* **PROVIDED INFORMATION**
=== Begin Enclosure ===

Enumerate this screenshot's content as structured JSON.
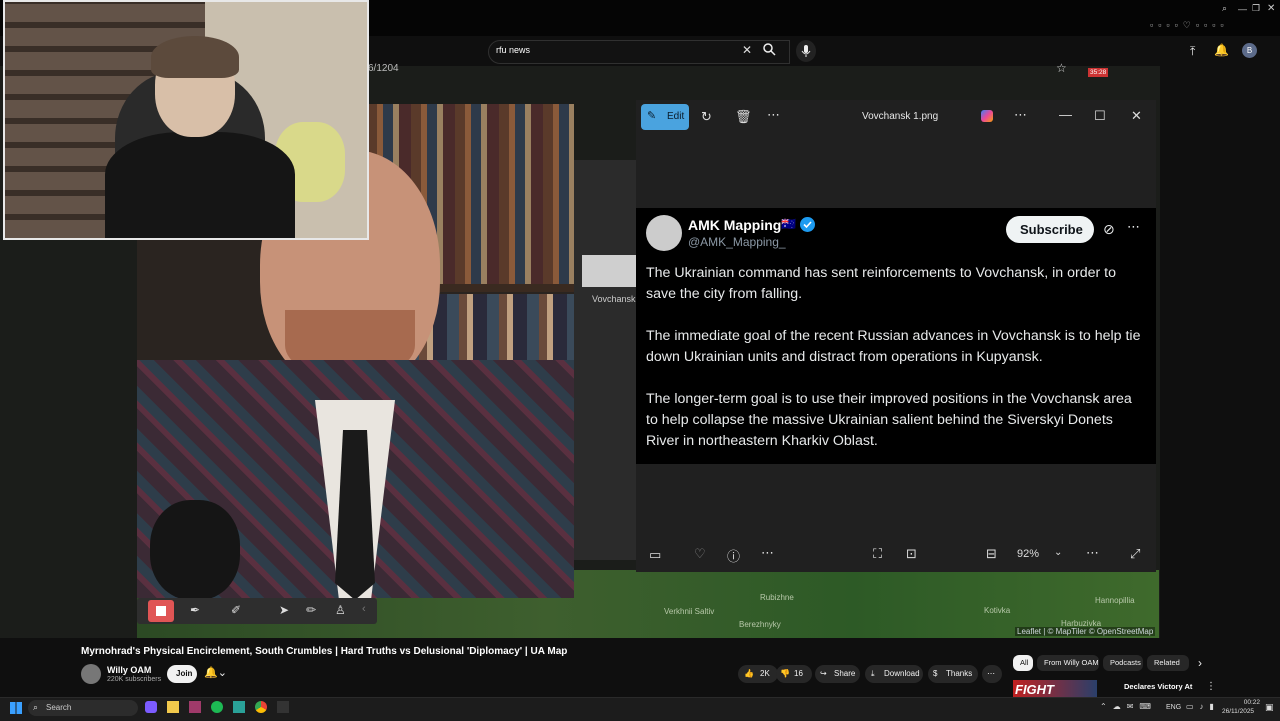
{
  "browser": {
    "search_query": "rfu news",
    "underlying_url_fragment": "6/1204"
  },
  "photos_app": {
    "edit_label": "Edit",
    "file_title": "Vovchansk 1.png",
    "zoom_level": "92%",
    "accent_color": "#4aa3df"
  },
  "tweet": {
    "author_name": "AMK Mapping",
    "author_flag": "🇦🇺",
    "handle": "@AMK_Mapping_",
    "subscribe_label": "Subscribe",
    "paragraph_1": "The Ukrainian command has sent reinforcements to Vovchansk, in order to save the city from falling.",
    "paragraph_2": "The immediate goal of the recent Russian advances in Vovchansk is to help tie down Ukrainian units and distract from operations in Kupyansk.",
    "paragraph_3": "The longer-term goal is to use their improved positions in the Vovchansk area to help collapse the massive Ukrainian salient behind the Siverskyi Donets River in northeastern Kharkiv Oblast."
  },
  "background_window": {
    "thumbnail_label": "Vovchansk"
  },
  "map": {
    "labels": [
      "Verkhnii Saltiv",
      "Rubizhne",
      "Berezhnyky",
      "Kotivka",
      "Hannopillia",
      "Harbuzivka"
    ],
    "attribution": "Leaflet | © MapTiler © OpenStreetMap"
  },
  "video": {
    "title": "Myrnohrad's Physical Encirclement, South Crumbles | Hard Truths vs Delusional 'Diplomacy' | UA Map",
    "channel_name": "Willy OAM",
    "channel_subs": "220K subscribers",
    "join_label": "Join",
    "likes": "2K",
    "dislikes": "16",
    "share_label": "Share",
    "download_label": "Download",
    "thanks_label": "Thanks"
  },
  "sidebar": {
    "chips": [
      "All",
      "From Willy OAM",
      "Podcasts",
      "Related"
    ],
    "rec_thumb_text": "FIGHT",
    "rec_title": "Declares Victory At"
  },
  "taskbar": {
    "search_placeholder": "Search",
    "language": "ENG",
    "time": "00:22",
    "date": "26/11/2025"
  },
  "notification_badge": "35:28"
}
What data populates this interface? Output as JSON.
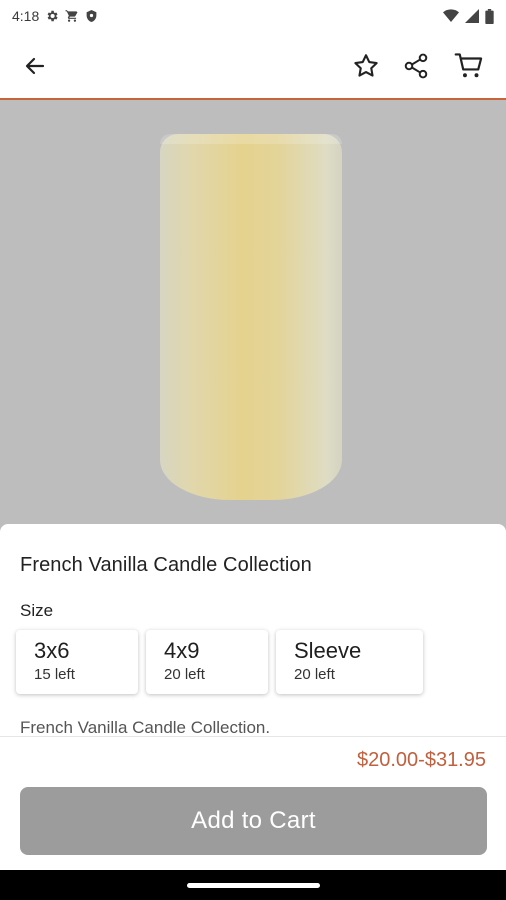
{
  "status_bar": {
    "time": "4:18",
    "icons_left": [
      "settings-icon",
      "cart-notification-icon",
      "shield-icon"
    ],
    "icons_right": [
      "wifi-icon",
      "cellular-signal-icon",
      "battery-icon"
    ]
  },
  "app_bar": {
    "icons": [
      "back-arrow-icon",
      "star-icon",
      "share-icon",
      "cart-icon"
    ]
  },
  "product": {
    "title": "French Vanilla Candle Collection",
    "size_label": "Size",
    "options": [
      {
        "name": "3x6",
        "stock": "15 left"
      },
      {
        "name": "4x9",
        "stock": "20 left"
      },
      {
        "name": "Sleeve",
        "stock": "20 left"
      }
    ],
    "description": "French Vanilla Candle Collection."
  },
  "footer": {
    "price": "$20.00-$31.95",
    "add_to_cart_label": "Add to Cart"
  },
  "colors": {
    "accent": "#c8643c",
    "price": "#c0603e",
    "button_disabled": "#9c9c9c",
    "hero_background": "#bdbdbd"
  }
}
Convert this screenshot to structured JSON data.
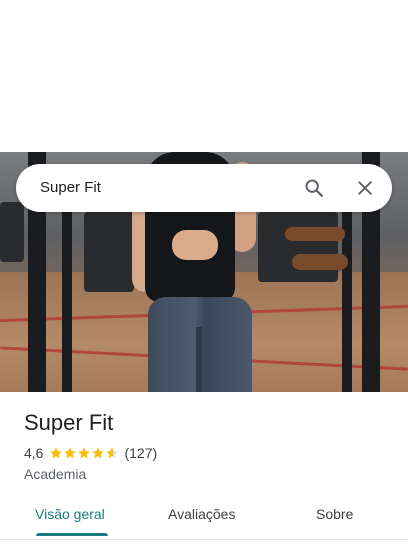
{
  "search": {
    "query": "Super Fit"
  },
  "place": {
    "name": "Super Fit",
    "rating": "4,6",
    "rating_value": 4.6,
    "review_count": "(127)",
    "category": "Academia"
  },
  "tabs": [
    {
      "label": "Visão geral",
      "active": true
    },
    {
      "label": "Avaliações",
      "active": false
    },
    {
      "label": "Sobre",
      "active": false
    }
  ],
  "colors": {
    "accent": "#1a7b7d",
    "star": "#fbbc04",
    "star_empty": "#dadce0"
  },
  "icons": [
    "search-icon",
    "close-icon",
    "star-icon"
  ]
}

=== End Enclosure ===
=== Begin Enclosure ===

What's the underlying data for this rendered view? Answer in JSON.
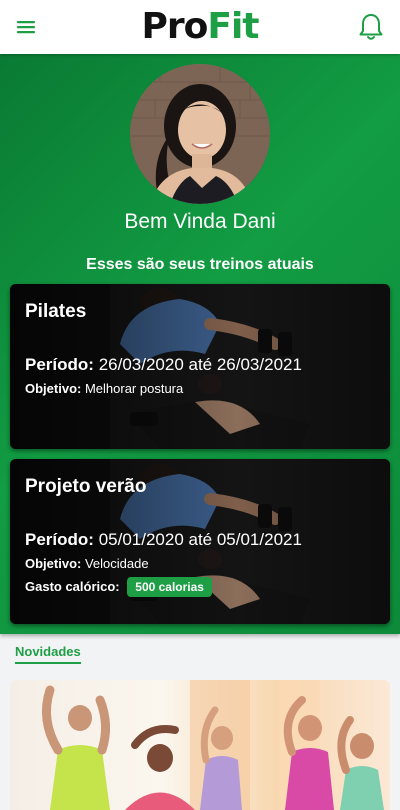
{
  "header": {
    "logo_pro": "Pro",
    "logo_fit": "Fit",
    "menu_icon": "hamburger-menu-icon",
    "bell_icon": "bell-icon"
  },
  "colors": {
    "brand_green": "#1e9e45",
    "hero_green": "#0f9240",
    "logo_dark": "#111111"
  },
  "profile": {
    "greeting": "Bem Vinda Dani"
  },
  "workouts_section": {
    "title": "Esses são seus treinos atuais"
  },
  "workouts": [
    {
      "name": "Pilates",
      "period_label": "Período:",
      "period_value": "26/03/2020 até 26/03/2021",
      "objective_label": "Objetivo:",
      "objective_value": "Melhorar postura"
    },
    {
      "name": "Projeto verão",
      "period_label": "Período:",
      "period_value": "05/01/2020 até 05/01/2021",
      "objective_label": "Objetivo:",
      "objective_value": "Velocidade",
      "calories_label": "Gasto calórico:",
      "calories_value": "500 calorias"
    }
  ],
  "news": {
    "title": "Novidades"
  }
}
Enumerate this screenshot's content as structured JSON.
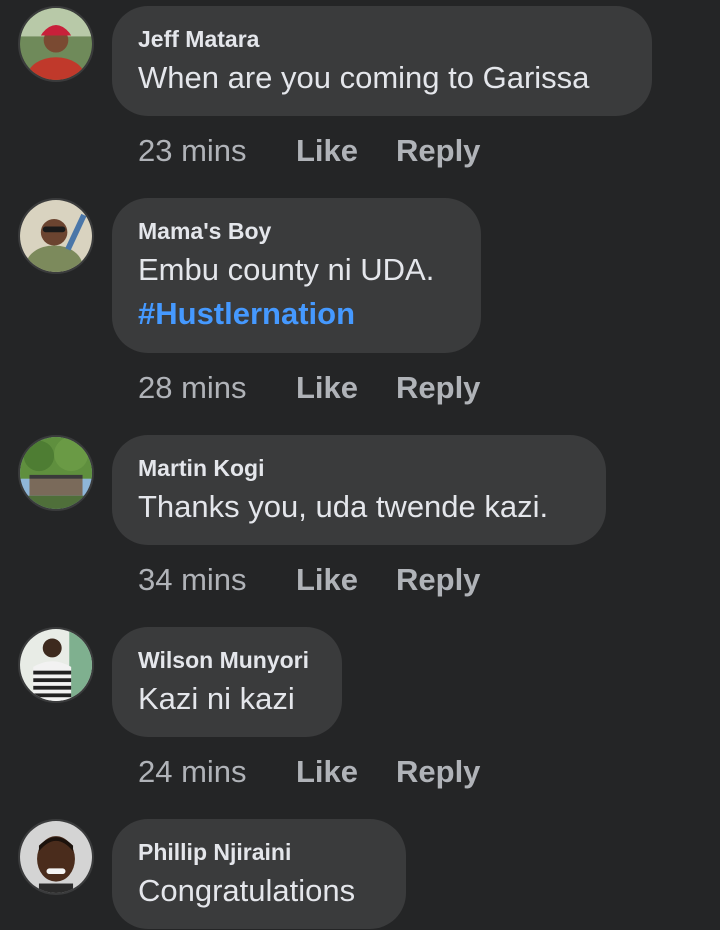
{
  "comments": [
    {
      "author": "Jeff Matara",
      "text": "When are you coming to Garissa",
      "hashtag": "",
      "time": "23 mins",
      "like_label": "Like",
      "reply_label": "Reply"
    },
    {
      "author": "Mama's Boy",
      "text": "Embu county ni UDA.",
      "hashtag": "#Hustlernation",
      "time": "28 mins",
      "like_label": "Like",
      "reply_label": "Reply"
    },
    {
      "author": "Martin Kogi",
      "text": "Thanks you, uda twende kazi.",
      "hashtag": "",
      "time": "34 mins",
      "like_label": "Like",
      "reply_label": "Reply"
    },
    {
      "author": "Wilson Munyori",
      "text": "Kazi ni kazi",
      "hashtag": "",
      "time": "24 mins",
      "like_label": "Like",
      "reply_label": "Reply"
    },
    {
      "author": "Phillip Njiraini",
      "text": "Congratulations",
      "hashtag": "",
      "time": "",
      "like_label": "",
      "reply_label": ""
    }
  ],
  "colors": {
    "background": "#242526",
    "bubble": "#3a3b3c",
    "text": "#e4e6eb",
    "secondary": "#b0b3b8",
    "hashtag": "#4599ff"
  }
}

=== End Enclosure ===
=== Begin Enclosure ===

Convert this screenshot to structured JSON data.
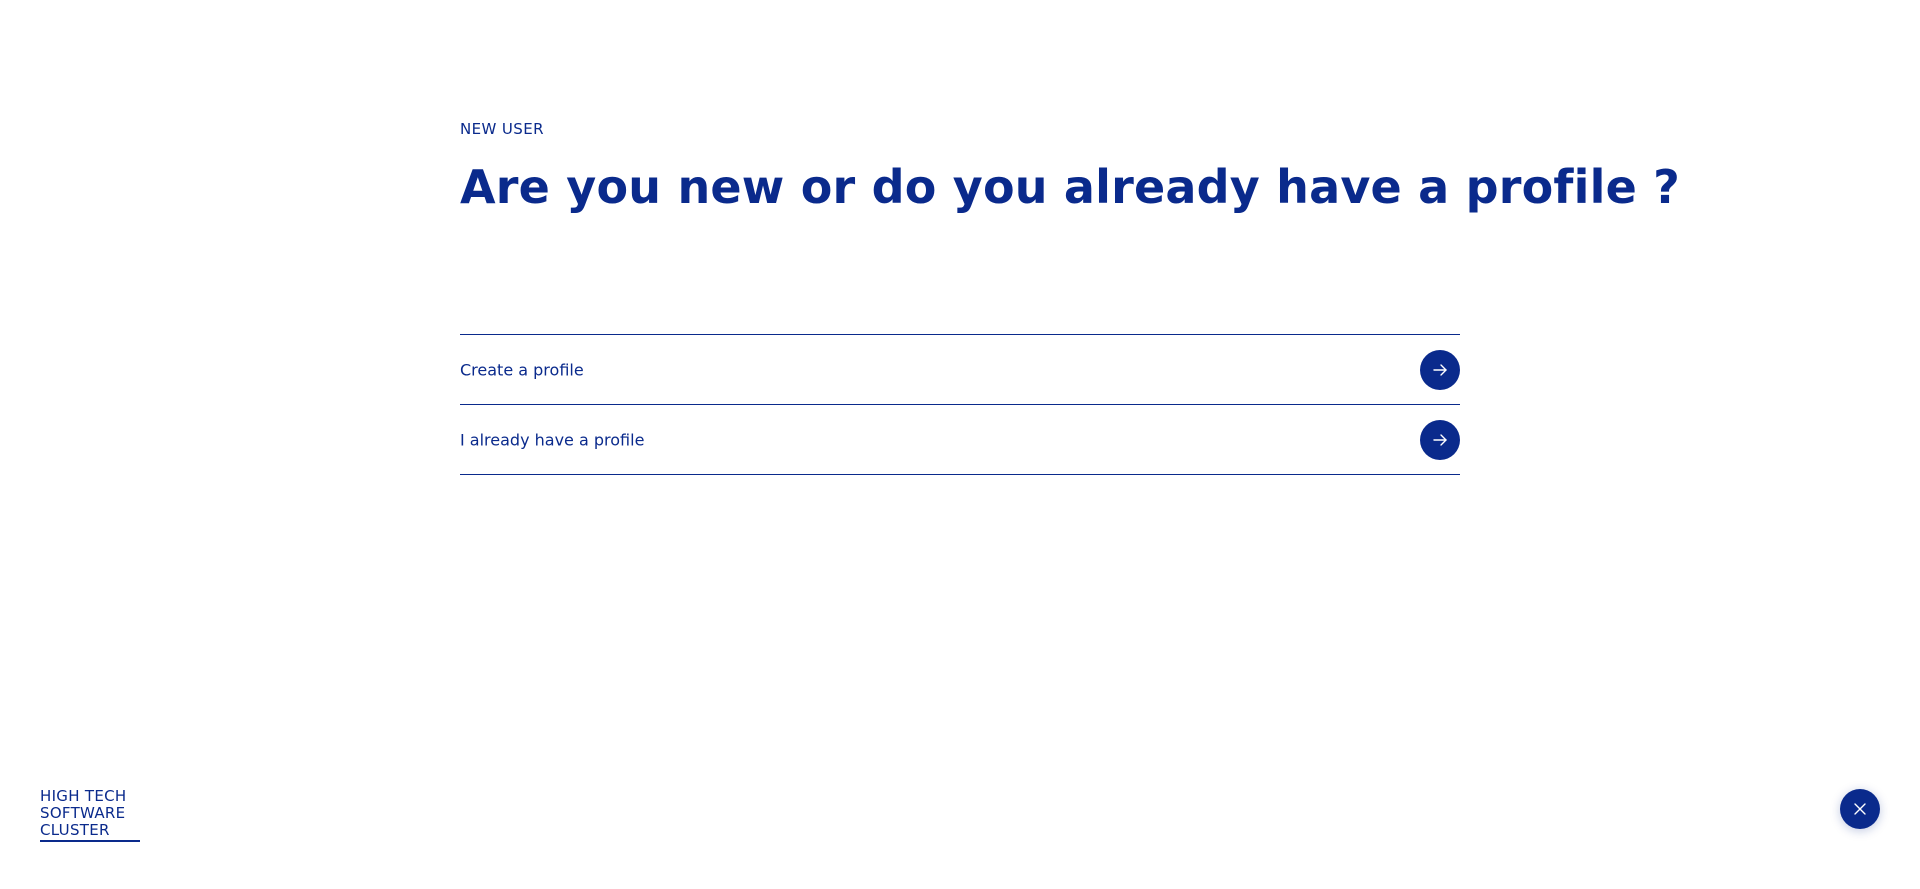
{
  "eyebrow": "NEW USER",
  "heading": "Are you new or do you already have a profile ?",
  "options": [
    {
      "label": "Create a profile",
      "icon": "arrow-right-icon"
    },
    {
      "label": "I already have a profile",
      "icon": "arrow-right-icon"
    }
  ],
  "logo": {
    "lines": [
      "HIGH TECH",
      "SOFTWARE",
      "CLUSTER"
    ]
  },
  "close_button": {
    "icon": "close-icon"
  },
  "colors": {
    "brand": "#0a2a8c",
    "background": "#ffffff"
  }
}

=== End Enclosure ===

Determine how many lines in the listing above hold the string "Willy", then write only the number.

2